I dropped more knowledge on local news about induced travel demand and traffic congestion, this time with respect to Ohio Department of Transportation’s plans to widen roads for the Intel development. People need to know that expanding roads and highways won’t solve anything.
‘Don’t panic’: Transportation officials discuss Intel traffic concerns – WBNS 10TV Columbus, September 12, 2022
New paper! Liu, L., Porr, A. and Miller, H.J. (2022) “Realizable accessibility: Evaluating the reliability of public transit accessibility using high-resolution real-time data,” Journal of Geographical Systems, online first.
Take home message:
We develop a refined time geographic measure of accessibility via public transit using real-time vehicle location data. We also show how to use this measure with schedule data to analyze the reliability of public transit accessibility at the urban scale. To be published in a special issue on “Time Geography in the Age of Mobility Analytics” in the Journal of Geographical Systems.
The widespread availability of high spatial and temporal resolution public transit data is improving the measurement and analysis of public transit-based accessibility to crucial community resources such as jobs and health care. A common approach is leveraging transit route and schedule data published by transit agencies. However, this often results in accessibility overestimations due to endemic delays due to traffic and incidents in bus systems. Retrospective real-time accessibility measures calculated using real-time bus location data attempt to reduce overestimation by capturing the actual performance of the transit system.
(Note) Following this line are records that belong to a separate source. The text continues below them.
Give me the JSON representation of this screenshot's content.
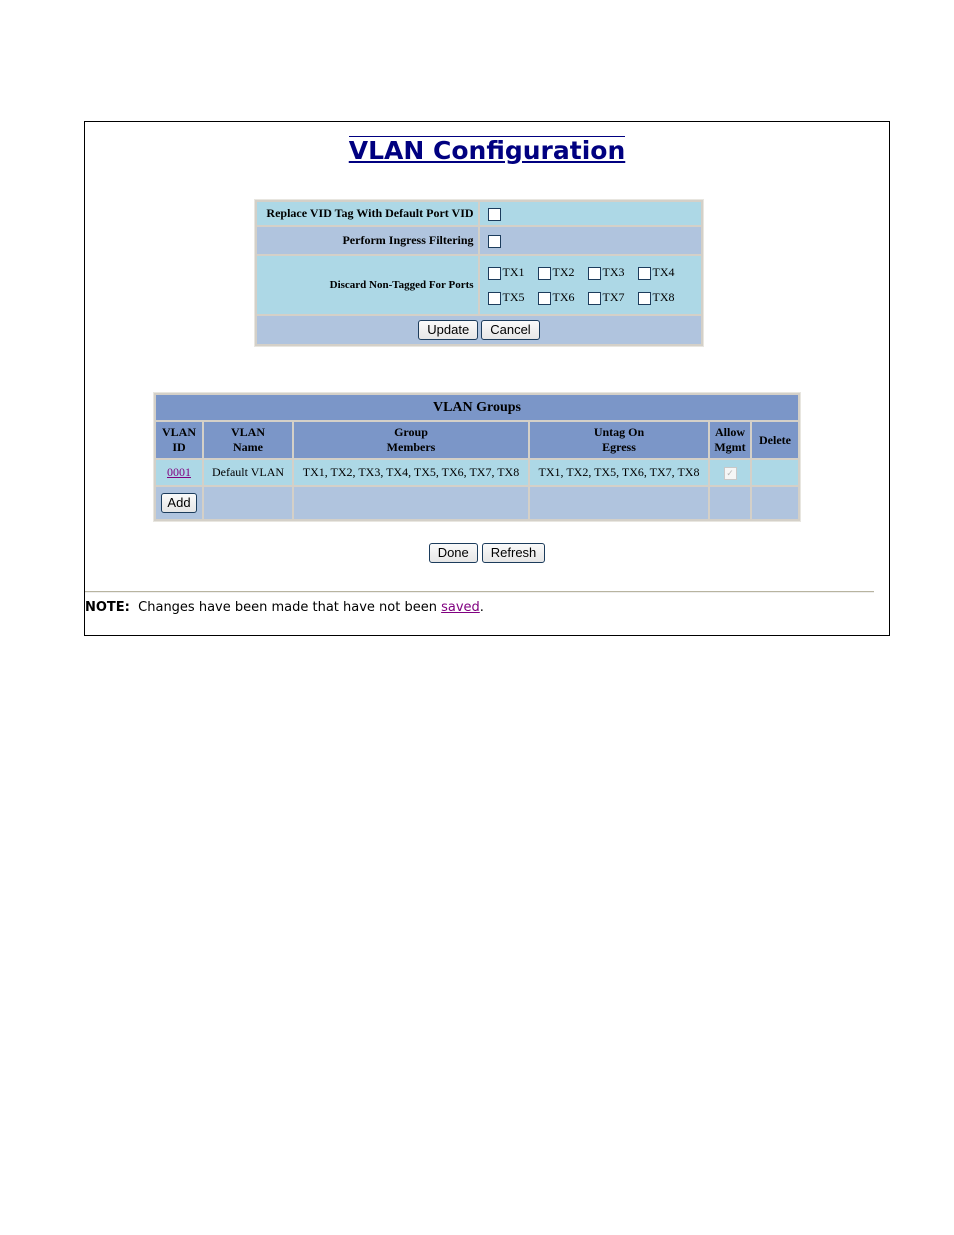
{
  "page": {
    "title": "VLAN Configuration"
  },
  "config": {
    "replace_vid": {
      "label": "Replace VID Tag With Default Port VID",
      "checked": false
    },
    "ingress": {
      "label": "Perform Ingress Filtering",
      "checked": false
    },
    "discard": {
      "label": "Discard Non-Tagged For Ports",
      "ports": [
        {
          "label": "TX1",
          "checked": false
        },
        {
          "label": "TX2",
          "checked": false
        },
        {
          "label": "TX3",
          "checked": false
        },
        {
          "label": "TX4",
          "checked": false
        },
        {
          "label": "TX5",
          "checked": false
        },
        {
          "label": "TX6",
          "checked": false
        },
        {
          "label": "TX7",
          "checked": false
        },
        {
          "label": "TX8",
          "checked": false
        }
      ]
    },
    "update_label": "Update",
    "cancel_label": "Cancel"
  },
  "groups": {
    "caption": "VLAN Groups",
    "headers": {
      "vlan_id": [
        "VLAN",
        "ID"
      ],
      "vlan_name": [
        "VLAN",
        "Name"
      ],
      "members": [
        "Group",
        "Members"
      ],
      "untag": [
        "Untag On",
        "Egress"
      ],
      "mgmt": [
        "Allow",
        "Mgmt"
      ],
      "delete": "Delete"
    },
    "rows": [
      {
        "id": "0001",
        "name": "Default VLAN",
        "members": "TX1, TX2, TX3, TX4, TX5, TX6, TX7, TX8",
        "untag": "TX1, TX2, TX5, TX6, TX7, TX8",
        "allow_mgmt": true,
        "delete": ""
      }
    ],
    "add_label": "Add"
  },
  "actions": {
    "done_label": "Done",
    "refresh_label": "Refresh"
  },
  "note": {
    "prefix": "NOTE:",
    "text": "Changes have been made that have not been",
    "link": "saved",
    "suffix": "."
  }
}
These measures also overestimate accessibility since they assume that riders had perfect information on systems operations as they occurred. In this paper, we introduce realizable real-time accessibility based on space–time prisms as a more conservative and realistic measure. We, moreover, define accessibility unreliability to measure overestimation of schedulebased and retrospective accessibility measures. Using high-resolution General Transit Feed Specification real-time data, we conduct a case study in the Central Ohio Transit Authority bus system in Columbus, Ohio, USA. Our results prove that realizable accessibility is the most conservative of the three accessibility measures. We also explore the spatial and temporal patterns in the unreliability of both traditional measures. These patterns are consistent with prior findings of the spatial and temporal patterns of bus delays and risk of missing transfers. Realizable accessibility is a more practical, conservative, and robust measure to guide transit planning.